# [Task prompt]
Line count for the string "being": give the number of lines in the data below that contain it, and nothing more.

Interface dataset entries
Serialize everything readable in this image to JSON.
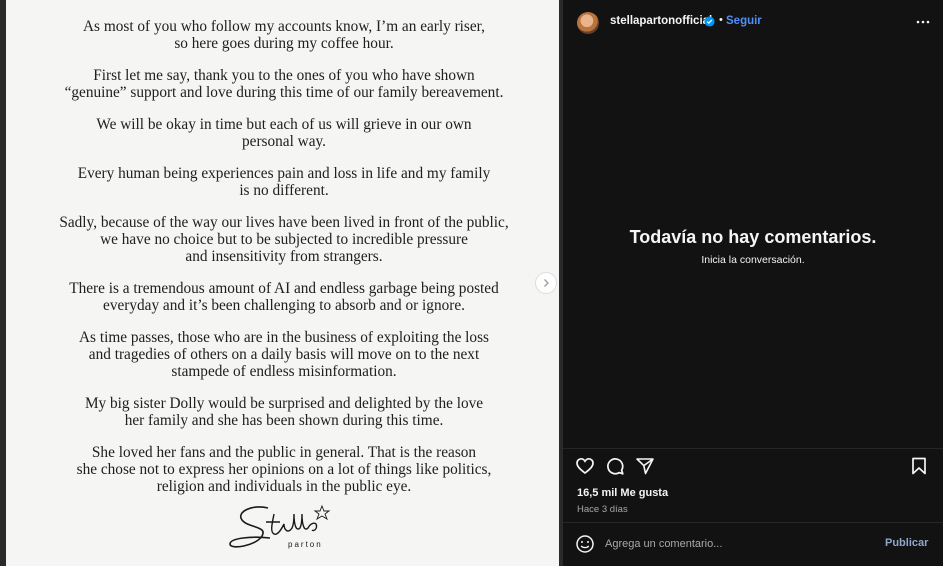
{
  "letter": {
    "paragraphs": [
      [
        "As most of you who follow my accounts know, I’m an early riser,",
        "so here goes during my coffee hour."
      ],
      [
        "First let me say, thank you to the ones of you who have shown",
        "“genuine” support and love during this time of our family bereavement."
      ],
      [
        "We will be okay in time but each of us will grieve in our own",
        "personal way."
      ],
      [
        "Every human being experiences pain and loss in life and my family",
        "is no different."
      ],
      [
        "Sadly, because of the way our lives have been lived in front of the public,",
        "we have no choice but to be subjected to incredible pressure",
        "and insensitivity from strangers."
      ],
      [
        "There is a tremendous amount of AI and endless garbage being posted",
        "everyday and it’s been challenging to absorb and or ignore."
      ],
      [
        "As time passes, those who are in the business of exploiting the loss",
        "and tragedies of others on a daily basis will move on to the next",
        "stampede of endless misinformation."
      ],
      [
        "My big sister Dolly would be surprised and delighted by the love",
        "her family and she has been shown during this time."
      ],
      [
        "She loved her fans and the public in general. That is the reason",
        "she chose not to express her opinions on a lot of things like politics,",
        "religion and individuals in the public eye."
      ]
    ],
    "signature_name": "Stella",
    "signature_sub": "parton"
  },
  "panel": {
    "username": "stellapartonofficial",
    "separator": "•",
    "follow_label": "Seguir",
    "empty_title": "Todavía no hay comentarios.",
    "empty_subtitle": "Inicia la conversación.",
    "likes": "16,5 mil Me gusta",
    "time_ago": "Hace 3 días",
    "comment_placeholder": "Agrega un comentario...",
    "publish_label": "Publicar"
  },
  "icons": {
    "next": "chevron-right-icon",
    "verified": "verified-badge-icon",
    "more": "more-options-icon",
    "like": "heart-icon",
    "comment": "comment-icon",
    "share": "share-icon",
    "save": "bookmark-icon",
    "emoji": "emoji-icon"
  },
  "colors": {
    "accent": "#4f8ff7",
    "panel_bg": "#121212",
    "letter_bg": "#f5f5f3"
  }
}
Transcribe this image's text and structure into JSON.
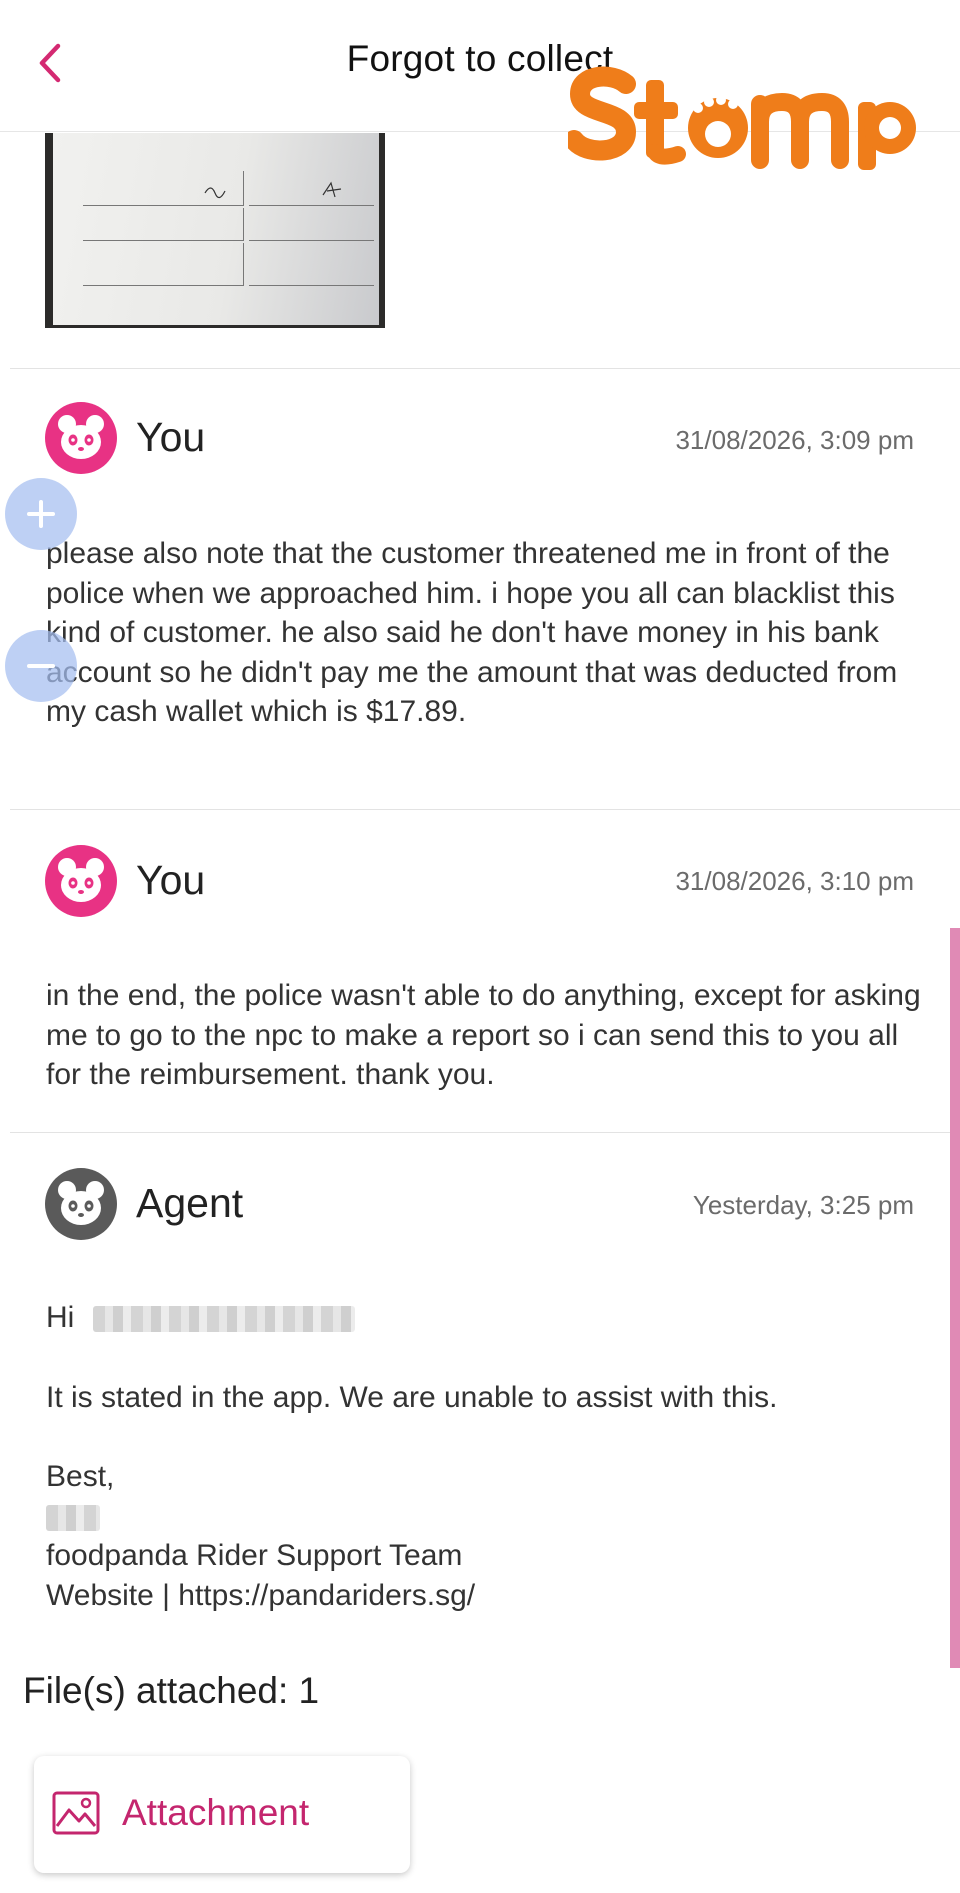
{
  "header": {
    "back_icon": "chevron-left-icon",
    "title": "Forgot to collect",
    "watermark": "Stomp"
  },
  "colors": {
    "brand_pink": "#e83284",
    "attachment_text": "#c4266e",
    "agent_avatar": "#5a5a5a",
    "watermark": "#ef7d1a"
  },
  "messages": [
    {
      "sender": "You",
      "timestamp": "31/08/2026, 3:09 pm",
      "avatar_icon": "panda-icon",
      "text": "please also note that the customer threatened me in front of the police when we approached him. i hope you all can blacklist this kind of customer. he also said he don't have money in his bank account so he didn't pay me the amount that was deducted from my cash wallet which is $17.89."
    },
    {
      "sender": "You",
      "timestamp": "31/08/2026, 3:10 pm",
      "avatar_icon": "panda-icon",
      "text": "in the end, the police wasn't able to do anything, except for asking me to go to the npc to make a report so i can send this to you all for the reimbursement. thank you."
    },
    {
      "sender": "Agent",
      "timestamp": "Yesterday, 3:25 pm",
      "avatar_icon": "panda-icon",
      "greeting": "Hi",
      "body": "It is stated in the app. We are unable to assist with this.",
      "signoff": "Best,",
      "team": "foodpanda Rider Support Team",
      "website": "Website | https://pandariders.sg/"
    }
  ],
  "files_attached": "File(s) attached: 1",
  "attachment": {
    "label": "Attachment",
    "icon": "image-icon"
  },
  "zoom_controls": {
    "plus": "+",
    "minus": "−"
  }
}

# [Answer box]
2